Spanish football giant Real Madrid have removed the cross from their club logo as part of a deal with the National Bank of Abu Dhabi, the leading bank in the United Arab Emirates, Newsweek reports.
While the meeting between Abu Dhabi bank officials and the team, representedby by four of Real’s biggest stars including one of the world’s most expensiveplayers Gareth Bale, took place in September, Marca – Spain’s national sports newspaper which has close associations with the club – only put up the images of the proceedings this week.
Close ups of a newly designed credit card for the National Bank, which features the club’s logo, showed that the cross had been removed from the top of the crown on the team’s crest. Marca suggested that the reason the Christian symbol had been removed was “to avoid causing offence or discomfort among Muslim customers.”
The symbol holds significance in the history of Real Madrid as it signifies the team’s relationship with Spain’s royal family. The symbol was introduced in the 1920s as part of the emblem of the Spanish crown, when the club was given the title Real (Royal) by King Alfonso XIII and represented the Spanish royal house.

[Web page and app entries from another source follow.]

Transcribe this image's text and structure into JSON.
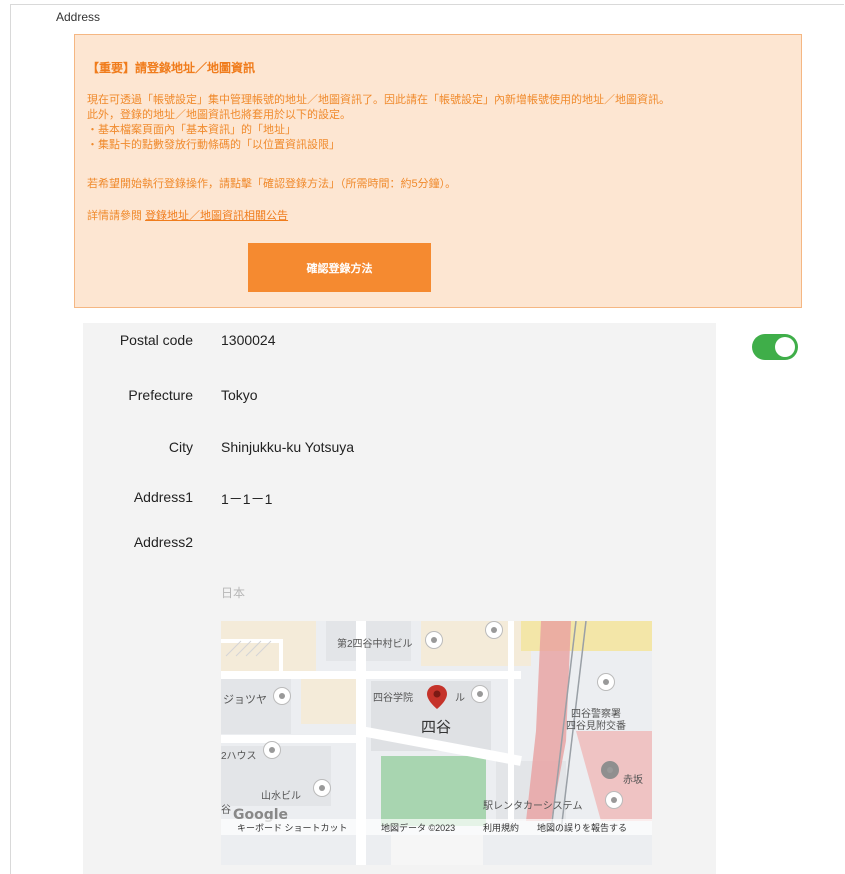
{
  "section": {
    "label": "Address"
  },
  "notice": {
    "title": "【重要】請登錄地址／地圖資訊",
    "lines": [
      "現在可透過「帳號設定」集中管理帳號的地址／地圖資訊了。因此請在「帳號設定」內新增帳號使用的地址／地圖資訊。",
      "此外，登錄的地址／地圖資訊也將套用於以下的設定。",
      "・基本檔案頁面內「基本資訊」的「地址」",
      "・集點卡的點數發放行動條碼的「以位置資訊設限」"
    ],
    "cta_text": "若希望開始執行登錄操作，請點擊「確認登錄方法」（所需時間：約5分鐘）。",
    "link_prefix": "詳情請參閱",
    "link_label": "登錄地址／地圖資訊相關公告",
    "button_label": "確認登錄方法"
  },
  "address": {
    "fields": [
      {
        "label": "Postal code",
        "value": "1300024"
      },
      {
        "label": "Prefecture",
        "value": "Tokyo"
      },
      {
        "label": "City",
        "value": "Shinjukku-ku  Yotsuya"
      },
      {
        "label": "Address1",
        "value": "1－1－1"
      },
      {
        "label": "Address2",
        "value": ""
      }
    ],
    "country": "日本",
    "toggle_on": true
  },
  "map": {
    "labels": {
      "building1": "第2四谷中村ビル",
      "building2": "ジョツヤ",
      "building3": "四谷学院",
      "building3b": "ル",
      "station": "四谷",
      "police1": "四谷警察署",
      "police2": "四谷見附交番",
      "house": "2ハウス",
      "yamamizu": "山水ビル",
      "rental": "駅レンタカーシステム",
      "akasaka": "赤坂",
      "yotsuya_small": "谷"
    },
    "google_logo": "Google",
    "footer": {
      "shortcuts": "キーボード ショートカット",
      "map_data": "地図データ ©2023",
      "terms": "利用規約",
      "report": "地図の誤りを報告する"
    },
    "colors": {
      "pin": "#c5332a",
      "green": "#a8d5b0",
      "rail": "#e57373"
    }
  }
}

The team’s deal with Abu Dhabi will continue until at least 2017 and is worth approximately €90 million. The club has not commented on whether any other products carrying the Real Madrid logo will feature the edited version either for the Middle Eastern market or elsewhere.